■ TASK DIRECTIONS ■
An answer that reproduces all the entries exactly is what is needed.

■ DATA RECORDS ■
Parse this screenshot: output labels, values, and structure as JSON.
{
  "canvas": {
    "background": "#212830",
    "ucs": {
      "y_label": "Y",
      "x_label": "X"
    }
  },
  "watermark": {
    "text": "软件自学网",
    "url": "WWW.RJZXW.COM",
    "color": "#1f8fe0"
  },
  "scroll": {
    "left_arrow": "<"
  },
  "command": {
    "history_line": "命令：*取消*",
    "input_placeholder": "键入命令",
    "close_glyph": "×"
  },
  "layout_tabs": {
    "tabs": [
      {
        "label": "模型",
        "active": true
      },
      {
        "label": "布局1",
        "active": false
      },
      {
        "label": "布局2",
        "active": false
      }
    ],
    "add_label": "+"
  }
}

■ FINISHED TASK ■
Parse this screenshot: output labels, values, and structure as JSON.
{
  "canvas": {
    "background": "#212830",
    "ucs": {
      "y_label": "Y",
      "x_label": "X"
    }
  },
  "watermark": {
    "text": "软件自学网",
    "url": "WWW.RJZXW.COM",
    "color": "#1f8fe0"
  },
  "scroll": {
    "left_arrow": "<"
  },
  "command": {
    "history_line": "命令：*取消*",
    "input_placeholder": "键入命令",
    "close_glyph": "×"
  },
  "layout_tabs": {
    "tabs": [
      {
        "label": "模型",
        "active": true
      },
      {
        "label": "布局1",
        "active": false
      },
      {
        "label": "布局2",
        "active": false
      }
    ],
    "add_label": "+"
  }
}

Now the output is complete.